The share of outstanding contracts that traded through clearinghouses rose to 31 percent from 29 percent at the end of last year and less than 10 percent in 2010, BIS said in a report. The notional amount of cleared trades fell to $4.5 trillion as the market contracted to $15 trillion because of a reduction in inter-dealer activity, said the institution, which was formed in 1930 and acts as a central bank for the world’s monetary authorities.
Investors are routing trades through clearinghouses intended to curb risks in the financial system.
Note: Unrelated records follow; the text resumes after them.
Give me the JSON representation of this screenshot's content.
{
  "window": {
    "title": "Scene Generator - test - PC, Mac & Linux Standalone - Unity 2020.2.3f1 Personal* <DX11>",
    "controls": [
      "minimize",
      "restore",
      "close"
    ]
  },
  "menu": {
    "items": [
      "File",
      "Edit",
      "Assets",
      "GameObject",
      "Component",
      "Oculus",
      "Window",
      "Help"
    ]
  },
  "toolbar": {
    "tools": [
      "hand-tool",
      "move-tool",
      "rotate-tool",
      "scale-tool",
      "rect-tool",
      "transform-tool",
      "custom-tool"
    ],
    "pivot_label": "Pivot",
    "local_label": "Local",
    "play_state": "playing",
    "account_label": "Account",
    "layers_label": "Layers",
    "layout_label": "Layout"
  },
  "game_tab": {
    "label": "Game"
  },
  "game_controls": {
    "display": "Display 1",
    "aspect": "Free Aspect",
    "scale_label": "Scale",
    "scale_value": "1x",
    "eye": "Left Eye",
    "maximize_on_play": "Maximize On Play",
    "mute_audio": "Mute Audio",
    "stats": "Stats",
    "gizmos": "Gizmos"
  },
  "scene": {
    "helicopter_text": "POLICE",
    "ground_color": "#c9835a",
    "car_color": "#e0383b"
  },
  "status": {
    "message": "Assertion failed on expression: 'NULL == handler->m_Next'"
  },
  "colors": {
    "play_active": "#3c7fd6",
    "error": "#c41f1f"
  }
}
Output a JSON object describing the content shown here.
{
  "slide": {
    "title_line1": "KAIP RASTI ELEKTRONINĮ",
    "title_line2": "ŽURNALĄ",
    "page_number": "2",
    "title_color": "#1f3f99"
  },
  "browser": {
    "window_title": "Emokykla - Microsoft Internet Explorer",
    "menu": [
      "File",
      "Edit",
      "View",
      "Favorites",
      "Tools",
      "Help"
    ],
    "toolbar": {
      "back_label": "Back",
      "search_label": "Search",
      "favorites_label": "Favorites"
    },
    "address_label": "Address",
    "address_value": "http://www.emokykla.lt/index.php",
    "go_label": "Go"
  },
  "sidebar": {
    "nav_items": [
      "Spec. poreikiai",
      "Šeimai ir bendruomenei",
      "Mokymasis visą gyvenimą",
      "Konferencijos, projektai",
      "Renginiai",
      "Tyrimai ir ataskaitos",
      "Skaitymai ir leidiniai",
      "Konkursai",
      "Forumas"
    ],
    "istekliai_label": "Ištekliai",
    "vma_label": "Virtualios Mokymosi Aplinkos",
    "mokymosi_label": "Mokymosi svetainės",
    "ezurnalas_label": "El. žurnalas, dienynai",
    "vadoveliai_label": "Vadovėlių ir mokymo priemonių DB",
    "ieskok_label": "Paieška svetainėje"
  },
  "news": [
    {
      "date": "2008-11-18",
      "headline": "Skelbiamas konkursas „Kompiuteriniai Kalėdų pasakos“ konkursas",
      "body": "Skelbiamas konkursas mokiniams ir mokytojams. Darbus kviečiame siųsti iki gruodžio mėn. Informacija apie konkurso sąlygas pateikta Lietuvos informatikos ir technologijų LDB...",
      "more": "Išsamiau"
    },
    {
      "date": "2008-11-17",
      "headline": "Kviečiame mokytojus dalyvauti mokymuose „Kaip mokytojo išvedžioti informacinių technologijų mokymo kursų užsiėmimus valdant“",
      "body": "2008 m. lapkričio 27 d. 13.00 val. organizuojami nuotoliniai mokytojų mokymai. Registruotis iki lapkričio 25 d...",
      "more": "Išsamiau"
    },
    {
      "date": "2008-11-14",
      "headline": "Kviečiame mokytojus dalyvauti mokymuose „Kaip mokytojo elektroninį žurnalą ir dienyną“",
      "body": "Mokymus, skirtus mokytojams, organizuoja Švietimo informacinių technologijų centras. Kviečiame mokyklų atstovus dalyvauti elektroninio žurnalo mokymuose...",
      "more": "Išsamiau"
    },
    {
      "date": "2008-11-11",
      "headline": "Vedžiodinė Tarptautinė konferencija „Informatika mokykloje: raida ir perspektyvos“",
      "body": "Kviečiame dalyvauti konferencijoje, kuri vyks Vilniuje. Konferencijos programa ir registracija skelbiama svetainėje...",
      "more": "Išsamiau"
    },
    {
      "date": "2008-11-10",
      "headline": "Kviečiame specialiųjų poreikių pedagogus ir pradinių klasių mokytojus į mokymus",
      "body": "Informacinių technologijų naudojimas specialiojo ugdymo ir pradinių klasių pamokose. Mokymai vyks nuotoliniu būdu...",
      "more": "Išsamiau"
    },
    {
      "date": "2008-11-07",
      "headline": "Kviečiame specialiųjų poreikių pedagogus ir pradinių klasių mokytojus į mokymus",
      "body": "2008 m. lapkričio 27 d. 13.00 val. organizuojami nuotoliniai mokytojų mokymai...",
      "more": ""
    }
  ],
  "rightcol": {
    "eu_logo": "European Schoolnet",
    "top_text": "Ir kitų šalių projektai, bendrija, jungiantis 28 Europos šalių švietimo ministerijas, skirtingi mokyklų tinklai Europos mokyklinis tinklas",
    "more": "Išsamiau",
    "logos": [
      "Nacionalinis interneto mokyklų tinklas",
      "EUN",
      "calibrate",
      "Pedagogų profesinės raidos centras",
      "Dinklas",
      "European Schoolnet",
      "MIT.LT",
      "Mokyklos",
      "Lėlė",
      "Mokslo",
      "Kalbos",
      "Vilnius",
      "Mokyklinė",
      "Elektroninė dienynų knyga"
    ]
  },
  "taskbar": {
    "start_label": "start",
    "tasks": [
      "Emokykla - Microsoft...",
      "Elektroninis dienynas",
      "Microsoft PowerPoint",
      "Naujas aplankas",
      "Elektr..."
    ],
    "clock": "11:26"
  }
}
Unlike contracts on credit-default swap indexes, most single-name trades have largely remained bilateral transactions, requiring higher capital charges under banking regulations and prompting dealers such as Deutsche Bank AG to pull back.
“There’s some hope that clearing more contracts will bring better liquidity to the market,” said Geraud Charpin, a portfolio manager at BlueBay Asset Management in London. “It would increase the willingness of investors to use credit-default swaps as an instrument and expand the investor base.”
Index trades are easier to clear because they’re more standardized and 39 percent of outstanding multi-name contracts went through central counterparties, compared with 24 percent for single-name swaps, BIS said.
Almost 90 percent of new index trades are cleared, according to Michael Hampden-Turner, a CDS specialist on the credit trading desk at HSBC Holdings Plc in London.
“There could be an overhang of old, legacy contracts that aren’t cleared that date from before the financial crisis in 2007 and aren’t traded anymore,” he said. “Once those illiquid contracts roll off, the share of swaps that clear will increase.”